Anyway, now you know how to keep out of trouble, with the trademark gods, at least. If you would like to know some more genericized, former marks that we can happily refer to directly, click here. And if my future posts look a bit awkward and wordy from time to time, now you’ll know why. (Or maybe from time to time I’m just not an eloquent writer. No, that can’t possibly be it.)

Alright, readers. My work here is done for today. Let’s see if more comments come. Tomorrow is another day!

Note: Additional information about genericide and trademarks can be found on the International Trademark Association’s website or in their enclosed PowerPoint presentation (click here) entitled Funeral for a Brand: How Trademarks Become Generic.

Author: Anne Marie Segal

ABOUT ANNE MARIE SEGAL Anne Marie Segal, founder of Segal Coaching LLC, is a career and leadership coach, author and resume writer who guides attorneys, executives and entrepreneurs through career transitions, advancement, job interview preparation, leadership development and personal branding. A former finance and hedge fund attorney, Anne Marie has presented to the United Nations (ICTY/MICT), University of Chicago, United Way, Association of Corporate Counsel and National Resume Writers Association, among other organizations. She has published two career-related books: Master the Interview: A Guide for Working Professionals and Know Yourself, Grow Your Career: The Value Proposition Workbook, written on career and resume topics as a Forbes Coaches Council member at Forbes.com and been quoted on CNBC.com, Monster.com and other media outlets. You can learn more at AnneMarieSegal.com or visit her LinkedIn profile at linkedin.com/in/annemariesegal.

7 thoughts on “A Yo-Yo By Any Other Name”

  1. Just want to say your article is as surprising. The clarity in your post is simply great and i could assume you are an expert on this subject. Well with your permission let me to grab your feed to keep updated with forthcoming post. Thanks a million and please carry on the rewarding work.


  2. Hmm it looks like your website ate my first comment (it was extremely long)
    so I guess I’ll just sum it up what I submitted and say, I’m
    thoroughly enjoying your blog. I as well am an aspiring blog blogger but I’m still new to everything. Do you have any suggestions for inexperienced blog writers? I’d genuinely appreciate it.


    1. Suggestions for new bloggers?

      These would vary depending on your purpose for blogging, but here are three:

      1) Focus on content
      2) Build your audience by interacting with other blogs and bloggers
      3) Write on a topic you feel passionate about

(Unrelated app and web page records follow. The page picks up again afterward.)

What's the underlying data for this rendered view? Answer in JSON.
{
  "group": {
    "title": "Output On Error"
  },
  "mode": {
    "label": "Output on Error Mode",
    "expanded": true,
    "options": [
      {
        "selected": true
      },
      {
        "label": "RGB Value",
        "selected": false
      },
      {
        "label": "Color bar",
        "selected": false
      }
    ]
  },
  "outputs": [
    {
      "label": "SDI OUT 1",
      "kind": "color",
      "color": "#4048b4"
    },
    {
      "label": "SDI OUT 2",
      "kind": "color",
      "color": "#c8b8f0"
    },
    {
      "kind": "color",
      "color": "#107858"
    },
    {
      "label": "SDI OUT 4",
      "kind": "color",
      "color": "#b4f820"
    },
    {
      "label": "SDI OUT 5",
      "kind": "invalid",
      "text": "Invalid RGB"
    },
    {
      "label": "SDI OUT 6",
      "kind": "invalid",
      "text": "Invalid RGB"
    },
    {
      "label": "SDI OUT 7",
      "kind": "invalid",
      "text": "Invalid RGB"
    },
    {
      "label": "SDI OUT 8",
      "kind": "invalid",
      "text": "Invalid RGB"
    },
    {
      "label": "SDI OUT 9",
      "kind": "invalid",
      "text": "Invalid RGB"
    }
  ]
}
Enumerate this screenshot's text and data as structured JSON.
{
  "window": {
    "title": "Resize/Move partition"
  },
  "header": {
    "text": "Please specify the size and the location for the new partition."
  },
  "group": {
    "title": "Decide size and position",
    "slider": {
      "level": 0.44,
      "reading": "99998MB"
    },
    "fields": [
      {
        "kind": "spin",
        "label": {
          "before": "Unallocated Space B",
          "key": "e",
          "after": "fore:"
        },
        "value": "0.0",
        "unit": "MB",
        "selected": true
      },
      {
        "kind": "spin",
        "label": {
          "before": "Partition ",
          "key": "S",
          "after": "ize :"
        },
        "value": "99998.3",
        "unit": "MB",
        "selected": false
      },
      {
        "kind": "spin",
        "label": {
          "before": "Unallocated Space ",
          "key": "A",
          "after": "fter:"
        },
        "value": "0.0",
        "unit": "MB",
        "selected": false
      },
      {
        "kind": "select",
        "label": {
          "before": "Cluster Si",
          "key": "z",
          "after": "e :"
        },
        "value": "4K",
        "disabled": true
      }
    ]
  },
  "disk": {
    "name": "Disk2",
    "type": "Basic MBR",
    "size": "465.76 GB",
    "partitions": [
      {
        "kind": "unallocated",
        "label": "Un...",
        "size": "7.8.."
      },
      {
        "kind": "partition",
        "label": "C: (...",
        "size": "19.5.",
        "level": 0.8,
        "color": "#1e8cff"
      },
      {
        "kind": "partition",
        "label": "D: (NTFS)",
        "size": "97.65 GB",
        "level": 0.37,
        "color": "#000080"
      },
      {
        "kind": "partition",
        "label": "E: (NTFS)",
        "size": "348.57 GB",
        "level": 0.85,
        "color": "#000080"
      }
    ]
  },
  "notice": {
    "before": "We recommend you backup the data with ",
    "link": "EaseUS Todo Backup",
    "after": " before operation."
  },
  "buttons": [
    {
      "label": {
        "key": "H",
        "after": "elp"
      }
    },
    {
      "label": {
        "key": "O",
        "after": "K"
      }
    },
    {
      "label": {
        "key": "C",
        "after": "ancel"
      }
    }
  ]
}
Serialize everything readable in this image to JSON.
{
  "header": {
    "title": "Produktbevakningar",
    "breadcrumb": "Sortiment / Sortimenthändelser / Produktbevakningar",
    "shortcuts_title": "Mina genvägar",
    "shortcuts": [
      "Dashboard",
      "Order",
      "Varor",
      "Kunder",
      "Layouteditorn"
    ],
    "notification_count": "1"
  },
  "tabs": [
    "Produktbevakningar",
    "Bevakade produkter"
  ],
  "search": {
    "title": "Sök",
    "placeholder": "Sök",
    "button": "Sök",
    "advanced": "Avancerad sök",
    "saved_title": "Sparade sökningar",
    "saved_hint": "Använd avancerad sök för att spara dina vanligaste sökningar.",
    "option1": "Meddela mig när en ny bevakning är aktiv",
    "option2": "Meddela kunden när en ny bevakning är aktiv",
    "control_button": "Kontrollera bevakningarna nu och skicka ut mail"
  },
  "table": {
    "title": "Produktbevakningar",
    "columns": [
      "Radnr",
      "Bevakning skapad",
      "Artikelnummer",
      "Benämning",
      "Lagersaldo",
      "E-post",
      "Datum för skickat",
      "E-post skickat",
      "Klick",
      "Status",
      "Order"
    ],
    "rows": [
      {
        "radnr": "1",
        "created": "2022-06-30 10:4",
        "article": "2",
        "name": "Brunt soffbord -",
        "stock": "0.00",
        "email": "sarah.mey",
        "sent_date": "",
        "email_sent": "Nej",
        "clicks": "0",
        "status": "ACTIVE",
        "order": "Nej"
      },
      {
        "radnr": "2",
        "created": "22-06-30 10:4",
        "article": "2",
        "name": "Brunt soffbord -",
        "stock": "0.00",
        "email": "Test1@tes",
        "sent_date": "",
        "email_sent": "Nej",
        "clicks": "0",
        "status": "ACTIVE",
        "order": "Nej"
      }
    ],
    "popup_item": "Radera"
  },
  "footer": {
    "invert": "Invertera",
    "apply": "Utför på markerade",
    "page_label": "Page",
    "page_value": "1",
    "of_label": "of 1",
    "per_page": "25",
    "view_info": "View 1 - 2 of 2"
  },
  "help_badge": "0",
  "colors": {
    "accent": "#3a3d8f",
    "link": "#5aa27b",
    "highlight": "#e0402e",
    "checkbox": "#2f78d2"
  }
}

      Good luck!


Leave a Reply

Fill in your details below or click an icon to log in:

WordPress.com Logo

You are commenting using your WordPress.com account. Log Out /  Change )

Facebook photo

You are commenting using your Facebook account. Log Out /  Change )

Connecting to %s

%d bloggers like this: